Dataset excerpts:
____

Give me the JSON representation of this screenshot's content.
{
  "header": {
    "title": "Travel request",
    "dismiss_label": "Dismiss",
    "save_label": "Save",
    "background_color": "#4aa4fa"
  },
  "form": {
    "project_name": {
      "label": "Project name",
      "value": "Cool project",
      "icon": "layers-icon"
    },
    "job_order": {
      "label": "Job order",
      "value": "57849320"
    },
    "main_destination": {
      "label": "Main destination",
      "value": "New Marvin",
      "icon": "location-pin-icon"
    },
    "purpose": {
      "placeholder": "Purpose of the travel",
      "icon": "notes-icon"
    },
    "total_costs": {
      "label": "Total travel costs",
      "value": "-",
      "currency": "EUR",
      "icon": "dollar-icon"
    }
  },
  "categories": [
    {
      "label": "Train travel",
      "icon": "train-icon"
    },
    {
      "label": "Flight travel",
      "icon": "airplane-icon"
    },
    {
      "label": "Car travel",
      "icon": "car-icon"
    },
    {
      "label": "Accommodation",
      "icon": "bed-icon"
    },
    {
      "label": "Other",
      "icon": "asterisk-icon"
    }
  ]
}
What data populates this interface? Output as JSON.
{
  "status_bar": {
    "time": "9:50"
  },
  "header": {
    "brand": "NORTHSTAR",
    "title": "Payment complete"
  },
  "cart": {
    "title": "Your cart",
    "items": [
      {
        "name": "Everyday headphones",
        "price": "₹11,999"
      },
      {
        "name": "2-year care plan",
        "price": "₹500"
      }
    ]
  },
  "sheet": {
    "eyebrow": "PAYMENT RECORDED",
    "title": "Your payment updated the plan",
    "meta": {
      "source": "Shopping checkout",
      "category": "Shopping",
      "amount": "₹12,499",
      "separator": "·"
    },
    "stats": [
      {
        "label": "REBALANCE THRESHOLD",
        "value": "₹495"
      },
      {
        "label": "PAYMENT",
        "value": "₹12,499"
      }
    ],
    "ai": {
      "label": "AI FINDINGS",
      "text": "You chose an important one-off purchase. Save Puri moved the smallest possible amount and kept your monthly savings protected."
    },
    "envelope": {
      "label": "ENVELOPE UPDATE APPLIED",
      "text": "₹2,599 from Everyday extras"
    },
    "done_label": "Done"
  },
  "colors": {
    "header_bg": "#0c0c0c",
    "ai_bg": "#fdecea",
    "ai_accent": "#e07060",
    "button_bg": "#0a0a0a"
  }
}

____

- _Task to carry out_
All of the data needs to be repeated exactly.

- _Output of the task_
Give me the JSON representation of this screenshot's content.
{
  "header": {
    "title": "Travel request",
    "dismiss_label": "Dismiss",
    "save_label": "Save",
    "background_color": "#4aa4fa"
  },
  "form": {
    "project_name": {
      "label": "Project name",
      "value": "Cool project",
      "icon": "layers-icon"
    },
    "job_order": {
      "label": "Job order",
      "value": "57849320"
    },
    "main_destination": {
      "label": "Main destination",
      "value": "New Marvin",
      "icon": "location-pin-icon"
    },
    "purpose": {
      "placeholder": "Purpose of the travel",
      "icon": "notes-icon"
    },
    "total_costs": {
      "label": "Total travel costs",
      "value": "-",
      "currency": "EUR",
      "icon": "dollar-icon"
    }
  },
  "categories": [
    {
      "label": "Train travel",
      "icon": "train-icon"
    },
    {
      "label": "Flight travel",
      "icon": "airplane-icon"
    },
    {
      "label": "Car travel",
      "icon": "car-icon"
    },
    {
      "label": "Accommodation",
      "icon": "bed-icon"
    },
    {
      "label": "Other",
      "icon": "asterisk-icon"
    }
  ]
}
What data populates this interface? Output as JSON.
{
  "status_bar": {
    "time": "9:50"
  },
  "header": {
    "brand": "NORTHSTAR",
    "title": "Payment complete"
  },
  "cart": {
    "title": "Your cart",
    "items": [
      {
        "name": "Everyday headphones",
        "price": "₹11,999"
      },
      {
        "name": "2-year care plan",
        "price": "₹500"
      }
    ]
  },
  "sheet": {
    "eyebrow": "PAYMENT RECORDED",
    "title": "Your payment updated the plan",
    "meta": {
      "source": "Shopping checkout",
      "category": "Shopping",
      "amount": "₹12,499",
      "separator": "·"
    },
    "stats": [
      {
        "label": "REBALANCE THRESHOLD",
        "value": "₹495"
      },
      {
        "label": "PAYMENT",
        "value": "₹12,499"
      }
    ],
    "ai": {
      "label": "AI FINDINGS",
      "text": "You chose an important one-off purchase. Save Puri moved the smallest possible amount and kept your monthly savings protected."
    },
    "envelope": {
      "label": "ENVELOPE UPDATE APPLIED",
      "text": "₹2,599 from Everyday extras"
    },
    "done_label": "Done"
  },
  "colors": {
    "header_bg": "#0c0c0c",
    "ai_bg": "#fdecea",
    "ai_accent": "#e07060",
    "button_bg": "#0a0a0a"
  }
}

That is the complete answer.